* **TRY IT**
All records that follow are to be copied exactly, with images omitted.

□ □ □

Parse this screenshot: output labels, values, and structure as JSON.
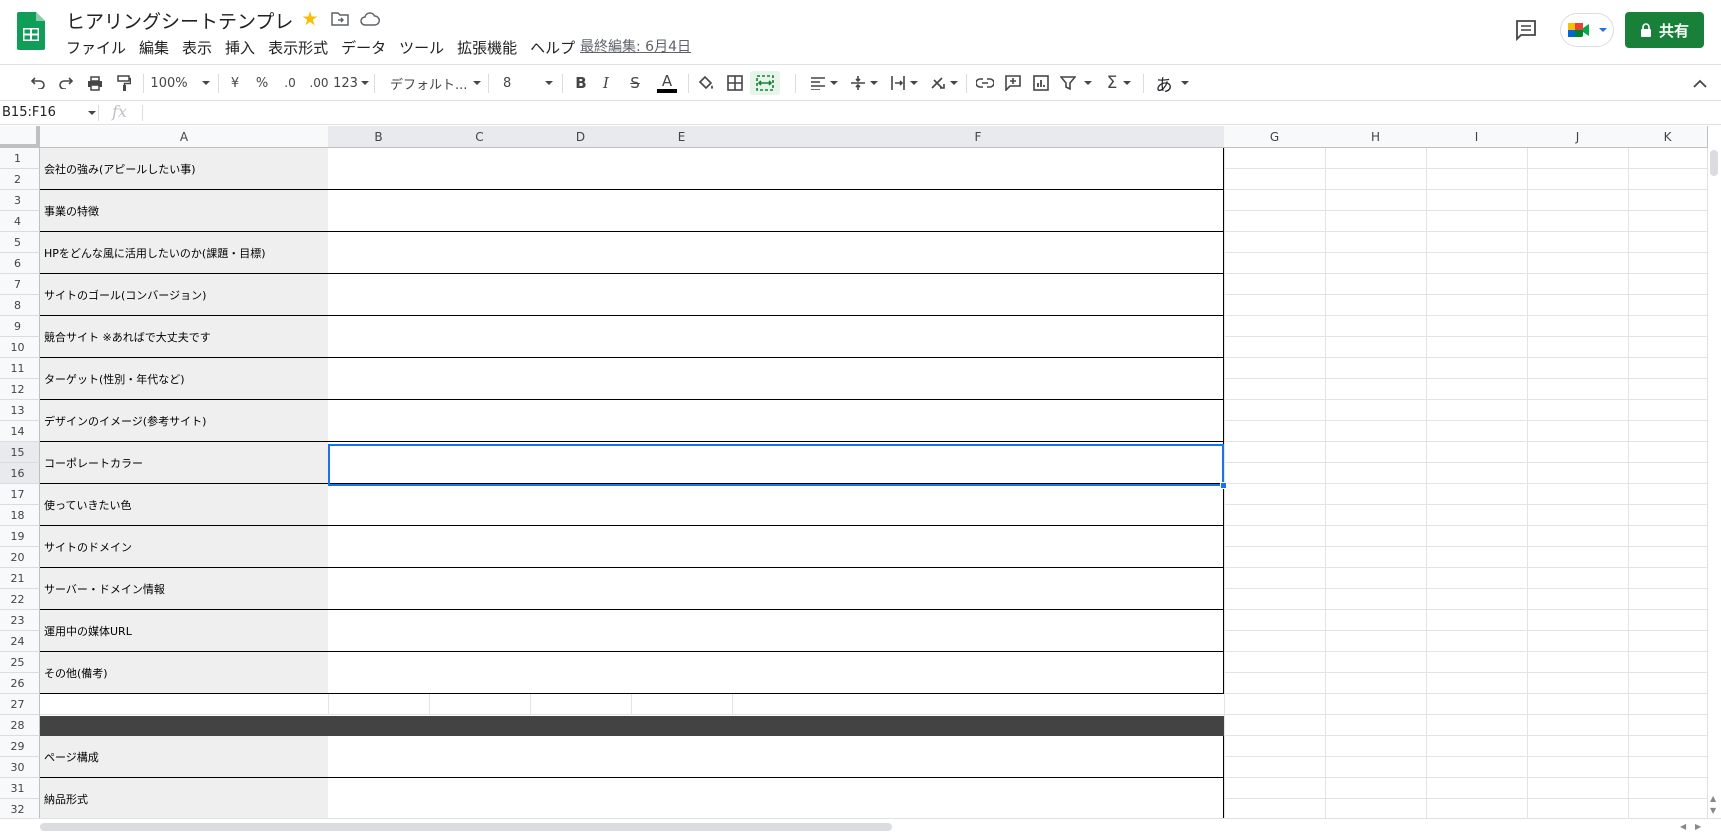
{
  "header": {
    "title": "ヒアリングシートテンプレ",
    "menu": [
      "ファイル",
      "編集",
      "表示",
      "挿入",
      "表示形式",
      "データ",
      "ツール",
      "拡張機能",
      "ヘルプ"
    ],
    "last_edit": "最終編集: 6月4日",
    "share_label": "共有",
    "icons": [
      "sheets-logo-icon",
      "star-icon",
      "move-folder-icon",
      "cloud-status-icon",
      "comments-icon",
      "meet-icon",
      "lock-icon"
    ],
    "star_color": "#fbbc04",
    "share_color": "#188038"
  },
  "toolbar": {
    "zoom": "100%",
    "currency": "¥",
    "percent": "%",
    "decrease_decimal": ".0",
    "increase_decimal": ".00",
    "more_formats": "123",
    "font": "デフォルト...",
    "font_size": "8",
    "bold": "B",
    "italic": "I",
    "strike": "S",
    "text_color": "A",
    "input_tools": "あ"
  },
  "formula_bar": {
    "name_box": "B15:F16",
    "fx": "fx",
    "value": ""
  },
  "grid": {
    "columns": [
      "A",
      "B",
      "C",
      "D",
      "E",
      "F",
      "G",
      "H",
      "I",
      "J",
      "K"
    ],
    "selected_columns": [
      "B",
      "C",
      "D",
      "E",
      "F"
    ],
    "rows": [
      "1",
      "2",
      "3",
      "4",
      "5",
      "6",
      "7",
      "8",
      "9",
      "10",
      "11",
      "12",
      "13",
      "14",
      "15",
      "16",
      "17",
      "18",
      "19",
      "20",
      "21",
      "22",
      "23",
      "24",
      "25",
      "26",
      "27",
      "28",
      "29",
      "30",
      "31",
      "32"
    ],
    "selected_rows": [
      "15",
      "16"
    ],
    "labels": [
      "会社の強み(アピールしたい事)",
      "事業の特徴",
      "HPをどんな風に活用したいのか(課題・目標)",
      "サイトのゴール(コンバージョン)",
      "競合サイト ※あればで大丈夫です",
      "ターゲット(性別・年代など)",
      "デザインのイメージ(参考サイト)",
      "コーポレートカラー",
      "使っていきたい色",
      "サイトのドメイン",
      "サーバー・ドメイン情報",
      "運用中の媒体URL",
      "その他(備考)"
    ],
    "labels_section2": [
      "ページ構成",
      "納品形式"
    ],
    "section_bar_color": "#434343",
    "selection_color": "#1a73e8"
  }
}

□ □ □

* **TASK SOLUTION**
Parse this screenshot: output labels, values, and structure as JSON.
{
  "header": {
    "title": "ヒアリングシートテンプレ",
    "menu": [
      "ファイル",
      "編集",
      "表示",
      "挿入",
      "表示形式",
      "データ",
      "ツール",
      "拡張機能",
      "ヘルプ"
    ],
    "last_edit": "最終編集: 6月4日",
    "share_label": "共有",
    "icons": [
      "sheets-logo-icon",
      "star-icon",
      "move-folder-icon",
      "cloud-status-icon",
      "comments-icon",
      "meet-icon",
      "lock-icon"
    ],
    "star_color": "#fbbc04",
    "share_color": "#188038"
  },
  "toolbar": {
    "zoom": "100%",
    "currency": "¥",
    "percent": "%",
    "decrease_decimal": ".0",
    "increase_decimal": ".00",
    "more_formats": "123",
    "font": "デフォルト...",
    "font_size": "8",
    "bold": "B",
    "italic": "I",
    "strike": "S",
    "text_color": "A",
    "input_tools": "あ"
  },
  "formula_bar": {
    "name_box": "B15:F16",
    "fx": "fx",
    "value": ""
  },
  "grid": {
    "columns": [
      "A",
      "B",
      "C",
      "D",
      "E",
      "F",
      "G",
      "H",
      "I",
      "J",
      "K"
    ],
    "selected_columns": [
      "B",
      "C",
      "D",
      "E",
      "F"
    ],
    "rows": [
      "1",
      "2",
      "3",
      "4",
      "5",
      "6",
      "7",
      "8",
      "9",
      "10",
      "11",
      "12",
      "13",
      "14",
      "15",
      "16",
      "17",
      "18",
      "19",
      "20",
      "21",
      "22",
      "23",
      "24",
      "25",
      "26",
      "27",
      "28",
      "29",
      "30",
      "31",
      "32"
    ],
    "selected_rows": [
      "15",
      "16"
    ],
    "labels": [
      "会社の強み(アピールしたい事)",
      "事業の特徴",
      "HPをどんな風に活用したいのか(課題・目標)",
      "サイトのゴール(コンバージョン)",
      "競合サイト ※あればで大丈夫です",
      "ターゲット(性別・年代など)",
      "デザインのイメージ(参考サイト)",
      "コーポレートカラー",
      "使っていきたい色",
      "サイトのドメイン",
      "サーバー・ドメイン情報",
      "運用中の媒体URL",
      "その他(備考)"
    ],
    "labels_section2": [
      "ページ構成",
      "納品形式"
    ],
    "section_bar_color": "#434343",
    "selection_color": "#1a73e8"
  }
}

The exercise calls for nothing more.